[App and web page records]
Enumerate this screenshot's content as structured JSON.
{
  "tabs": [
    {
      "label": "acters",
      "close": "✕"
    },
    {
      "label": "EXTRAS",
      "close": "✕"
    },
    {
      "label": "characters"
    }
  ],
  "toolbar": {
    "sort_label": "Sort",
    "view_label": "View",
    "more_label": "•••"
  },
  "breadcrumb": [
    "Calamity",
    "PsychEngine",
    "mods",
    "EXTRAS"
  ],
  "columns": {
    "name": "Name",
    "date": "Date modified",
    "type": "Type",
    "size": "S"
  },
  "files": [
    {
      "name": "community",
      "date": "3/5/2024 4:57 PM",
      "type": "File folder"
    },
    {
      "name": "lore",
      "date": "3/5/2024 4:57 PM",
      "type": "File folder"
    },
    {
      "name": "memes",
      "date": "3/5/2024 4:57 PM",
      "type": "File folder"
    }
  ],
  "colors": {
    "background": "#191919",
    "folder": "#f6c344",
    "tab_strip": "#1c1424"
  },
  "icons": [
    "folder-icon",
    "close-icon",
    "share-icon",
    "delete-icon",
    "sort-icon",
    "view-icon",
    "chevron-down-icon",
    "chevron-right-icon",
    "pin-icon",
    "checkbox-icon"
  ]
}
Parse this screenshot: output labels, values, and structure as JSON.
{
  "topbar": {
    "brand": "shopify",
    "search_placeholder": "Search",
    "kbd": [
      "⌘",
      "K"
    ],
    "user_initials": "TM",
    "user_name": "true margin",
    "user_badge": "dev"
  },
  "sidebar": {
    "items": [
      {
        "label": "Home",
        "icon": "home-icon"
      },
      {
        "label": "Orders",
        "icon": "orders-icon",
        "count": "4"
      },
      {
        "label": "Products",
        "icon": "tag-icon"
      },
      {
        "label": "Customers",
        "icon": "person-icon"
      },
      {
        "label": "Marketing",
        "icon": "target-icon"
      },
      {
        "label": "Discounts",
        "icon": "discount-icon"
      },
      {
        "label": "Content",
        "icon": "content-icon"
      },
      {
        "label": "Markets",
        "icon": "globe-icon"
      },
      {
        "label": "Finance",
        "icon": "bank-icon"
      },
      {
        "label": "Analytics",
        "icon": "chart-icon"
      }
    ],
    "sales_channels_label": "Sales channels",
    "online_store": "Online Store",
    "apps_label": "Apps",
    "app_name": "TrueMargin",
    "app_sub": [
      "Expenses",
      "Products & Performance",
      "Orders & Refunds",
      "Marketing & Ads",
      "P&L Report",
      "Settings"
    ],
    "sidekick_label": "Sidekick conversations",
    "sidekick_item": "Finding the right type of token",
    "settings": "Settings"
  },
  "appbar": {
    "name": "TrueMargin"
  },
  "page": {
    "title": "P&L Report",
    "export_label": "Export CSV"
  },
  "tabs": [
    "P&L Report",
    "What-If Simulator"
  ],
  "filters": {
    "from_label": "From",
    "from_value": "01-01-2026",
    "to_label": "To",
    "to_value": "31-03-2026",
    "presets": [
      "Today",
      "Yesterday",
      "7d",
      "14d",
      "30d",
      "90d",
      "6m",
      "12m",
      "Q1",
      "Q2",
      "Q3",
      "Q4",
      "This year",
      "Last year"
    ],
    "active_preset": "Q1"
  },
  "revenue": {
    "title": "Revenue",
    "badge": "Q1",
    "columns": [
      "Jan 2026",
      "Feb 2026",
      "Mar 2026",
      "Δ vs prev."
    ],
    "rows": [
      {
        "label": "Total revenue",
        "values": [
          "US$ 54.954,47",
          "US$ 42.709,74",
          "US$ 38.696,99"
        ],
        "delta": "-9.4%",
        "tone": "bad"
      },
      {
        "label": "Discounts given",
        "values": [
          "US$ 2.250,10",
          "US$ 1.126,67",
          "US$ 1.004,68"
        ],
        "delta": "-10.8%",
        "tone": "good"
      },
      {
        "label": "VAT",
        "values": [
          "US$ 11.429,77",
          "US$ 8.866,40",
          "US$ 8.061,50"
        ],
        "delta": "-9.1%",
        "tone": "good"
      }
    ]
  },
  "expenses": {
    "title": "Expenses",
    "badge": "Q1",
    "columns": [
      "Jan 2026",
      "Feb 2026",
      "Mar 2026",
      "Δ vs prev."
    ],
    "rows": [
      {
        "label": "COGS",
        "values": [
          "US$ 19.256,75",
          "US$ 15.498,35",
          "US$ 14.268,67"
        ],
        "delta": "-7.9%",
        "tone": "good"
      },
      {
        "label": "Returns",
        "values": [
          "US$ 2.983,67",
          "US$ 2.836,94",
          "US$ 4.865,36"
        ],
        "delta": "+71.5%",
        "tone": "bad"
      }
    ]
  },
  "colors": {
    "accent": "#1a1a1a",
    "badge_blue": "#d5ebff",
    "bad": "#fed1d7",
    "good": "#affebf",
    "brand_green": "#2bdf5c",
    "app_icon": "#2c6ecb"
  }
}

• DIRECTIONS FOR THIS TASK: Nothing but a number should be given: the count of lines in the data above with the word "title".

• TASK OUTPUT: 3